=== Your goal ===
The result should be every line in the data below that carries the string "group".

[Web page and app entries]
^^^^^^^^^^^^^^^^
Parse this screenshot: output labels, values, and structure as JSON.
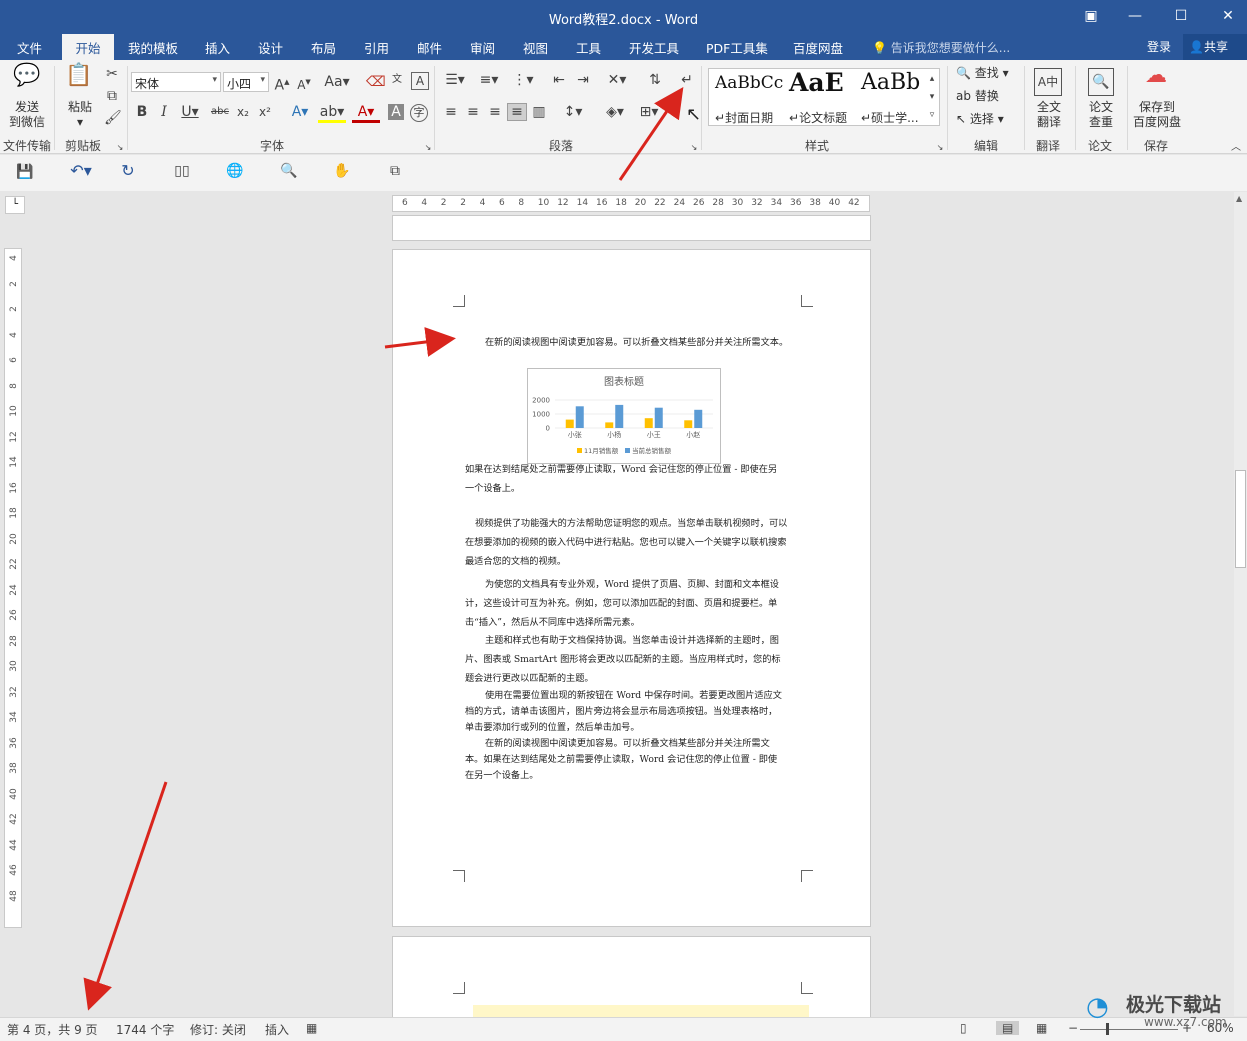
{
  "window": {
    "title": "Word教程2.docx - Word"
  },
  "menu": {
    "tabs": [
      {
        "label": "文件"
      },
      {
        "label": "开始"
      },
      {
        "label": "我的模板"
      },
      {
        "label": "插入"
      },
      {
        "label": "设计"
      },
      {
        "label": "布局"
      },
      {
        "label": "引用"
      },
      {
        "label": "邮件"
      },
      {
        "label": "审阅"
      },
      {
        "label": "视图"
      },
      {
        "label": "工具"
      },
      {
        "label": "开发工具"
      },
      {
        "label": "PDF工具集"
      },
      {
        "label": "百度网盘"
      }
    ],
    "active_tab": "开始",
    "tell_me": "告诉我您想要做什么...",
    "login": "登录",
    "share": "共享"
  },
  "ribbon": {
    "send": {
      "label1": "发送",
      "label2": "到微信",
      "group": "文件传输"
    },
    "clipboard": {
      "paste": "粘贴",
      "group": "剪贴板"
    },
    "font": {
      "name": "宋体",
      "size": "小四",
      "group": "字体"
    },
    "paragraph": {
      "group": "段落"
    },
    "styles": {
      "group": "样式",
      "items": [
        {
          "sample": "AaBbCc",
          "name": "封面日期"
        },
        {
          "sample": "AaE",
          "name": "论文标题"
        },
        {
          "sample": "AaBb",
          "name": "硕士学..."
        }
      ]
    },
    "editing": {
      "find": "查找",
      "replace": "替换",
      "select": "选择",
      "group": "编辑"
    },
    "translate": {
      "label1": "全文",
      "label2": "翻译",
      "group": "翻译"
    },
    "thesis": {
      "label1": "论文",
      "label2": "查重",
      "group": "论文"
    },
    "save": {
      "label1": "保存到",
      "label2": "百度网盘",
      "group": "保存"
    }
  },
  "ruler": {
    "h_ticks": [
      "6",
      "4",
      "2",
      "2",
      "4",
      "6",
      "8",
      "10",
      "12",
      "14",
      "16",
      "18",
      "20",
      "22",
      "24",
      "26",
      "28",
      "30",
      "32",
      "34",
      "36",
      "38",
      "40",
      "42"
    ],
    "v_ticks": [
      "4",
      "2",
      "2",
      "4",
      "6",
      "8",
      "10",
      "12",
      "14",
      "16",
      "18",
      "20",
      "22",
      "24",
      "26",
      "28",
      "30",
      "32",
      "34",
      "36",
      "38",
      "40",
      "42",
      "44",
      "46",
      "48"
    ]
  },
  "document": {
    "line1": "在新的阅读视图中阅读更加容易。可以折叠文档某些部分并关注所需文本。",
    "chart": {
      "title": "图表标题",
      "legend": [
        "11月销售额",
        "当前总销售额"
      ]
    },
    "para1": [
      "如果在达到结尾处之前需要停止读取，Word 会记住您的停止位置 - 即使在另",
      "一个设备上。"
    ],
    "para2": [
      "视频提供了功能强大的方法帮助您证明您的观点。当您单击联机视频时，可以",
      "在想要添加的视频的嵌入代码中进行粘贴。您也可以键入一个关键字以联机搜索",
      "最适合您的文档的视频。"
    ],
    "para3": [
      "为使您的文档具有专业外观，Word 提供了页眉、页脚、封面和文本框设",
      "计，这些设计可互为补充。例如，您可以添加匹配的封面、页眉和提要栏。单",
      "击“插入”，然后从不同库中选择所需元素。"
    ],
    "para4": [
      "主题和样式也有助于文档保持协调。当您单击设计并选择新的主题时，图",
      "片、图表或 SmartArt 图形将会更改以匹配新的主题。当应用样式时，您的标",
      "题会进行更改以匹配新的主题。"
    ],
    "para5": [
      "使用在需要位置出现的新按钮在 Word 中保存时间。若要更改图片适应文",
      "档的方式，请单击该图片，图片旁边将会显示布局选项按钮。当处理表格时，",
      "单击要添加行或列的位置，然后单击加号。"
    ],
    "para6": [
      "在新的阅读视图中阅读更加容易。可以折叠文档某些部分并关注所需文",
      "本。如果在达到结尾处之前需要停止读取，Word 会记住您的停止位置 - 即使",
      "在另一个设备上。"
    ]
  },
  "chart_data": {
    "type": "bar",
    "title": "图表标题",
    "categories": [
      "小张",
      "小杨",
      "小王",
      "小赵"
    ],
    "series": [
      {
        "name": "11月销售额",
        "values": [
          600,
          400,
          700,
          550
        ],
        "color": "#ffc000"
      },
      {
        "name": "当前总销售额",
        "values": [
          1550,
          1650,
          1450,
          1300
        ],
        "color": "#5b9bd5"
      }
    ],
    "yticks": [
      "2000",
      "1000",
      "0"
    ],
    "ylim": [
      0,
      2000
    ]
  },
  "status": {
    "page": "第 4 页，共 9 页",
    "words": "1744 个字",
    "track": "修订: 关闭",
    "mode": "插入",
    "zoom": "60%"
  },
  "watermark": {
    "text1": "极光下载站",
    "text2": "www.xz7.com"
  },
  "colors": {
    "brand": "#2b579a",
    "arrow": "#d9251d"
  }
}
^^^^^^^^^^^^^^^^
=== Finished exercise ===
      "group": "文件传输"
      "group": "剪贴板"
      "group": "字体"
      "group": "段落"
      "group": "样式",
      "group": "编辑"
      "group": "翻译"
      "group": "论文"
      "group": "保存"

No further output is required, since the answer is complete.